By John Leicester, AP
PARIS — Findings reported by The Associated Press that track and field officials contemplated hiding the full extent of Russian doping before the 2012 London Olympics are “most concerning” and warrant further investigation, the World Anti-Doping Agency said Wednesday.
The AP reported Tuesday that six years before the International Association of Athletics Federations (IAAF) banned Russia, the governing body knew of doping so out of control it feared Russian athletes could die from abusing blood-boosting drugs and transfusions, and officials considered collaborating with Russians to hide the extent of cheating before the London Games.
The findings came from internal IAAF documents the AP received from a person intimately involved in the IAAF’s anti-doping program. The person requested anonymity because he wasn’t allowed to release the documents.
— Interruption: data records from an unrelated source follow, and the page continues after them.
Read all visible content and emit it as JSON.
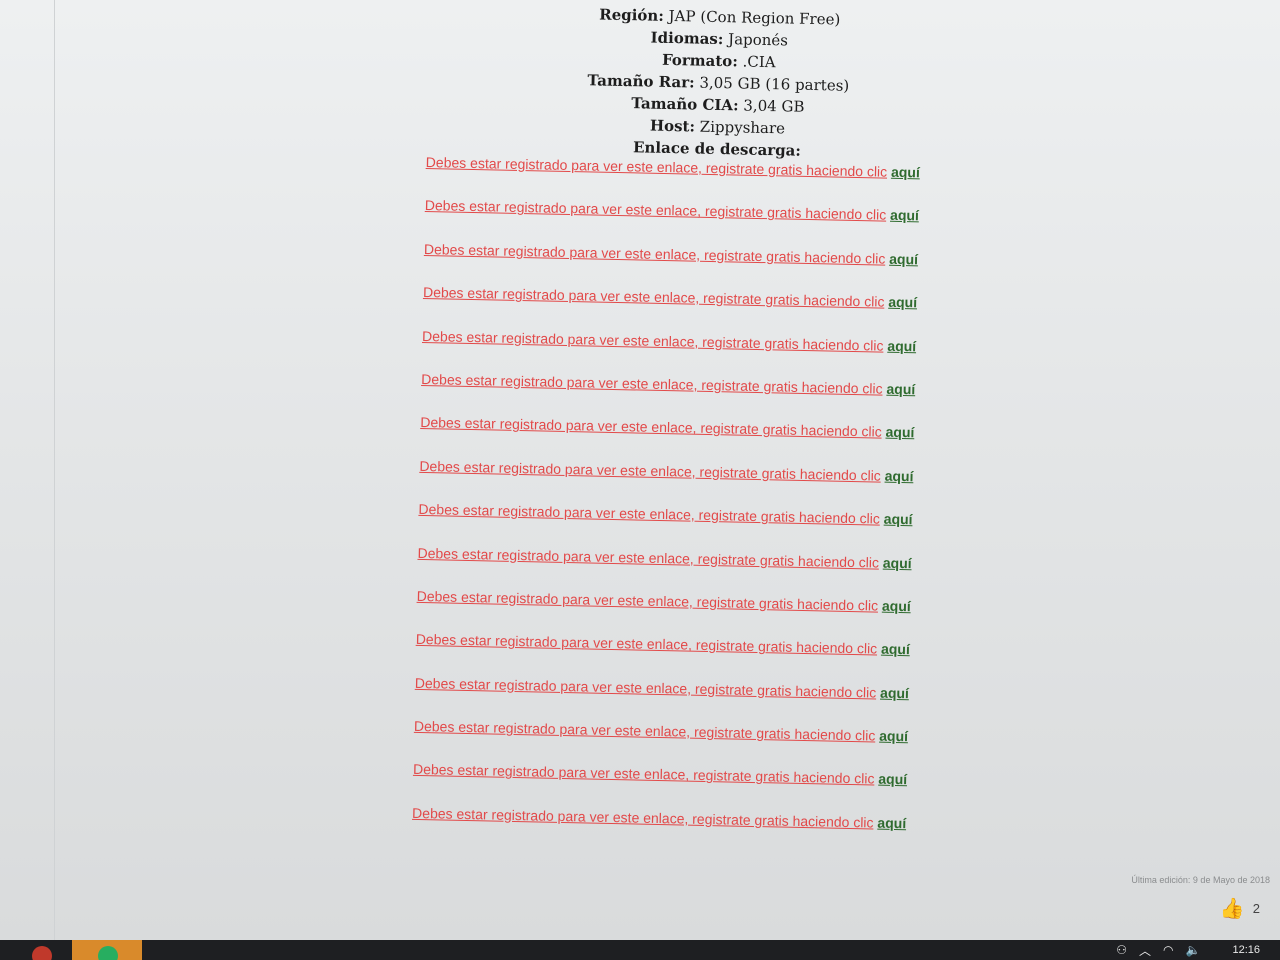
{
  "info": [
    {
      "key": "Región:",
      "value": "JAP (Con Region Free)"
    },
    {
      "key": "Idiomas:",
      "value": "Japonés"
    },
    {
      "key": "Formato:",
      "value": ".CIA"
    },
    {
      "key": "Tamaño Rar:",
      "value": "3,05 GB (16 partes)"
    },
    {
      "key": "Tamaño CIA:",
      "value": "3,04 GB"
    },
    {
      "key": "Host:",
      "value": "Zippyshare"
    },
    {
      "key": "Enlace de descarga:",
      "value": ""
    }
  ],
  "download_links": {
    "text": "Debes estar registrado para ver este enlace, registrate gratis haciendo clic",
    "link": "aquí",
    "count": 16
  },
  "footer": {
    "last_edit": "Última edición: 9 de Mayo de 2018",
    "like_count": "2"
  },
  "taskbar": {
    "clock": "12:16",
    "colors": {
      "app1": "#c0392b",
      "app2": "#27ae60"
    }
  },
  "icons": [
    "thumbs-up-icon",
    "people-icon",
    "chevron-up-icon",
    "wifi-icon",
    "volume-icon",
    "mouse-cursor-icon"
  ]
}
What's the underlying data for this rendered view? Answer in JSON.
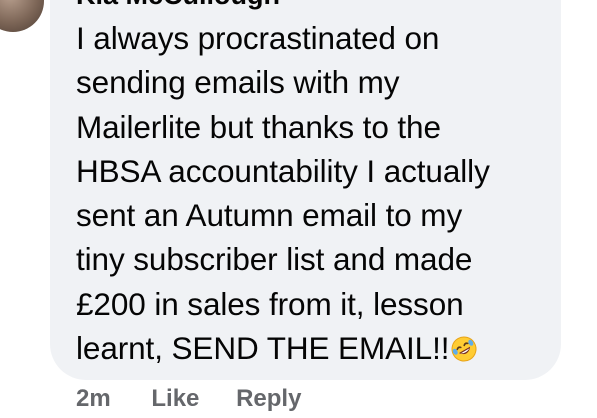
{
  "comment": {
    "author": "Kia McCullough",
    "lines": [
      "I always procrastinated on",
      "sending emails with my",
      "Mailerlite but thanks to the",
      "HBSA accountability I actually",
      "sent an Autumn email to my",
      "tiny subscriber list and made",
      "£200 in sales from it, lesson",
      "learnt, SEND THE EMAIL!!"
    ],
    "emoji_icon": "rolling-on-floor-laughing-emoji"
  },
  "actions": {
    "time": "2m",
    "like_label": "Like",
    "reply_label": "Reply"
  }
}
Two internal IAAF papers before the London Olympics proposed not publishing doping sanctions for lesser-known Russians. That would have violated WADA rules and the notes themselves specified that the proposed non-disclosure would be contrary to usual IAAF practice. The IAAF confirmed the authenticity of the documents but said the proposed hush-up of Russian bans was never carried out.
WADA said its commission that is investigating Russian doping and cover-ups should investigate the findings, if it hasn’t already.
A second volume of findings from the WADA probe is due to be released Thursday. Its first report last November pointed to Russian government complicity in widespread, systematic doping, leading the IAAF to suspend Russia’s track and field athletes from international competition.
Athletes reacted with disgust at the new AP findings that IAAF blood tests as far back as 2009 were already providing shocking insight into the scale and gravity of Russian doping. The findings raised new questions about why the organization waited six years before suspending Russia, which could see its athletes miss the Olympics in Rio de Janeiro in August.
“It’s very disappointing,” Australian race walker Jared Tallent said Wednesday in an AP phone interview. “They knew Russia had massive problems back in 2009. Action should have been taken a lot sooner.”